- 3 pairs of cotton underwear
- 2 or 3 pairs of boot socks (preferably of a wool, nylon, and Lycra blend)
- a poly fleece sweater (with a fully zippered front)
- a hooded windbreaker (made of Gore-Tex, with a fully zippered front)
- a 1 1/2 litre water bottle
- a small towel
- a travel toothbrush and tiny tube of toothpaste
- bar soap
- shampoo (I might try out a bar shampoo from Lush Cosmetics for this trip)
- concentrated laundry soap for travellers
- lip balm
- a small amount of toilet paper in a small plastic bag (cardboard roll discarded)
- a comb
- nail clippers
- small, light scissors (for cutting Moleskin and Second Skin, i.e. blister fighters and healers. I’m going to rely on the scissors in my Victorinox for this)
- 1 package of Moleskin
- 1 package of Second Skin
- some Band-Aids
- a safety-pin and a book of matches (for blisters…yuck)
- a small plastic spoon (in case I decide to eat yogurt on route…this is an actual suggestion)
- waterproofer for boots
- a pen whose ink won’t run when wet
Optional items include:
- sunglasses (these are actually a must for me because my eyes are super light-sensitive)
- a penlight-sized flashlight
- sunblock (this should be a must, not a suggestion)
- 15 feet of thin, light cord to be used as a clothesline, and 6 clothespins
- a needle and a few yards of strong thread
- antibiotic ointment
- very light sandals
- a small notebook for writing (for me, this is a definite must)
- camera (I’m actually thinking about lugging along my Canon Rebel)
- ibuprofen (another must for me — light sensitivity leads to headaches, and I’m prone to a suffer from a nasty migraine about twice a year)
He also suggests that if we don’t think we’ll have the discipline to wash our clothes every night (something which I’ve read is a common routine once you settle into your pilgrim’s hostel each day), to bring one more set of t-shirt, underwear and socks. I think I’ll pack everything first to see how heavy my backpack is before I decide on whether or not to do this.
So it looks like I still have a number of items to get, but thankfully I have about two and a half months to finish my preparations. I’ll also be wearing my hiking boots to ensure they’re properly broken in, with my upcoming trip to New York City acting as a perfect opportunity to start.

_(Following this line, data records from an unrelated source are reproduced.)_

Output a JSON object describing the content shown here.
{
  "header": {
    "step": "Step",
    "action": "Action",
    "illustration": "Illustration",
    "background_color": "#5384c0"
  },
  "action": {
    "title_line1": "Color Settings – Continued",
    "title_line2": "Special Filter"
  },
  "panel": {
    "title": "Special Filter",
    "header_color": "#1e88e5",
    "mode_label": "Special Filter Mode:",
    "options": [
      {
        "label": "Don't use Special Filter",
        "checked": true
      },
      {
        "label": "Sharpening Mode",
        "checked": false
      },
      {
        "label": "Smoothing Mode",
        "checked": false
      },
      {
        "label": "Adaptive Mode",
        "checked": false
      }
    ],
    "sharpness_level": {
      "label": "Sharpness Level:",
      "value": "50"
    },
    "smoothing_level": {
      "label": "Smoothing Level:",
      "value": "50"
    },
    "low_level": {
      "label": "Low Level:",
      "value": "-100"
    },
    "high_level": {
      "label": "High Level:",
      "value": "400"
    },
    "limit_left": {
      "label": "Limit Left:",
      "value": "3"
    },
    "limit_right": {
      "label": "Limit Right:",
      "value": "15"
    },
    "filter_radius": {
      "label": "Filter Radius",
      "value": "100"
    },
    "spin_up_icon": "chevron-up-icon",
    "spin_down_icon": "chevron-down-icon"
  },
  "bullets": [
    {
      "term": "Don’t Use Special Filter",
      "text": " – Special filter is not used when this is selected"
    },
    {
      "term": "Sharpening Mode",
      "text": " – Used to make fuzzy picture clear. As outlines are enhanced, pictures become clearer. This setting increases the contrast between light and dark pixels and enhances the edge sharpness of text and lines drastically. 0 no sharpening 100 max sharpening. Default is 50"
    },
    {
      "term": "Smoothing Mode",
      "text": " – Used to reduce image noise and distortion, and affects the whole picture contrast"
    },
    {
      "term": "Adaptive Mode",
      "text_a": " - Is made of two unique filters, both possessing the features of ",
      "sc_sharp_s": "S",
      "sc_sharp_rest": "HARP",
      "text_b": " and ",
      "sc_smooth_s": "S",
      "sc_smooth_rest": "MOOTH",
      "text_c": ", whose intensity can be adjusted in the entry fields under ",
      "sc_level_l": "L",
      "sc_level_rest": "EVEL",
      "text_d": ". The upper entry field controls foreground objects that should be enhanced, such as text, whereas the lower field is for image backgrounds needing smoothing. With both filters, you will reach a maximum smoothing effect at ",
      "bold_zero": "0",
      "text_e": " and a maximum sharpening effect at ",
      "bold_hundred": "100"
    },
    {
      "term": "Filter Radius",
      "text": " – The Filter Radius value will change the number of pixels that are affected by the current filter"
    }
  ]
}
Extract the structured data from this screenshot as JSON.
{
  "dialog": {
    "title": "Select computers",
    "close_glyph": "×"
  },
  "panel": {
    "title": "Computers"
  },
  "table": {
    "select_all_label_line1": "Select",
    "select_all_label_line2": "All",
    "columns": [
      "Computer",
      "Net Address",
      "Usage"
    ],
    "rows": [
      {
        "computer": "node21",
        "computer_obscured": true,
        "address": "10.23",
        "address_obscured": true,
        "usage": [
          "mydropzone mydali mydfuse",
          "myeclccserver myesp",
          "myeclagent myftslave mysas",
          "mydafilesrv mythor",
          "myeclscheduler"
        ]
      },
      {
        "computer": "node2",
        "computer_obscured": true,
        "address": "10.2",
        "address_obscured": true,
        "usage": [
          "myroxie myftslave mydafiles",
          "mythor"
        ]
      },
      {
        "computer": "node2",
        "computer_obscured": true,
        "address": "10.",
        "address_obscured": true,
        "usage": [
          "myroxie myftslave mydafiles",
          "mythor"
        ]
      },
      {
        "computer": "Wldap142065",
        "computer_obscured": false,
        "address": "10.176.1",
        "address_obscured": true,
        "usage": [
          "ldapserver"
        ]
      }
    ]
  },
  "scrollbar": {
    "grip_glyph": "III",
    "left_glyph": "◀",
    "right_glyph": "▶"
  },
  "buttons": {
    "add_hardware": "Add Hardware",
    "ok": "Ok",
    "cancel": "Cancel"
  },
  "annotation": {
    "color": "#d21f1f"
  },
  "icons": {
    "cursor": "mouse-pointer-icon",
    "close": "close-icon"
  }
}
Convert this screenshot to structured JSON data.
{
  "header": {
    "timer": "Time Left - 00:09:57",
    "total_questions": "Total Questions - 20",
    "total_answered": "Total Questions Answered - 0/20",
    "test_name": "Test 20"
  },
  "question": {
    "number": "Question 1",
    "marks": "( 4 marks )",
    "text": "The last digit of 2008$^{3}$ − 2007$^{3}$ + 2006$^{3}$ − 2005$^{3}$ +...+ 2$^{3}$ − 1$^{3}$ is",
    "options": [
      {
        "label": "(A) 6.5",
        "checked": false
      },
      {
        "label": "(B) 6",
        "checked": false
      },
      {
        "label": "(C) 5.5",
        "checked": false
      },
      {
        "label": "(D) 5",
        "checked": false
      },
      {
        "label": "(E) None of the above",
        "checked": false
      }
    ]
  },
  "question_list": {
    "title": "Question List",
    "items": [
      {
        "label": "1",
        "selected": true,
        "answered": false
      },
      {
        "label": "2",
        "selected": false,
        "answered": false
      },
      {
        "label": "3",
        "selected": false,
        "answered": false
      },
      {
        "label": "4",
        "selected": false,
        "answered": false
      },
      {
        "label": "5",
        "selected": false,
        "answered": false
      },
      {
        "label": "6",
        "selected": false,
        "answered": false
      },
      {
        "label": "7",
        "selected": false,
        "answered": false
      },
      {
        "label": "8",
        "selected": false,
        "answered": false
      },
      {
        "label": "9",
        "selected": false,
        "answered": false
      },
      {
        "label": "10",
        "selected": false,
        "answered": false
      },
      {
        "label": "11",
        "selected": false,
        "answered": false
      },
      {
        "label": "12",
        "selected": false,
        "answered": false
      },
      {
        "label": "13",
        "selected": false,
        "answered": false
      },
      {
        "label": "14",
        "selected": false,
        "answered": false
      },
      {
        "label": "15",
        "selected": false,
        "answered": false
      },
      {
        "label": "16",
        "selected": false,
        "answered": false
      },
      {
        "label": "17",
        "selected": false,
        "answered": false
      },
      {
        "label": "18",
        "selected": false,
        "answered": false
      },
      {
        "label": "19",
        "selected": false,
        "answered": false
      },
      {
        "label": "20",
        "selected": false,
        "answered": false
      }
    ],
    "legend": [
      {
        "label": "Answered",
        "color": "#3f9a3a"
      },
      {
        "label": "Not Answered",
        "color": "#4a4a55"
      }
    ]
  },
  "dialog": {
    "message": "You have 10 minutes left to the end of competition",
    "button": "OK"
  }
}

I still can’t believe this is a reality for me now. Booking my flight made me realize that this dream of mine is no longer just a dream, and in just a few short months I’ll actually be in Spain, hiking the Camino. I’m equally scared shitless and excited, though after writing this post I’m more leaning towards the scared shitless side of things.
Only seventy-seven more sleeps.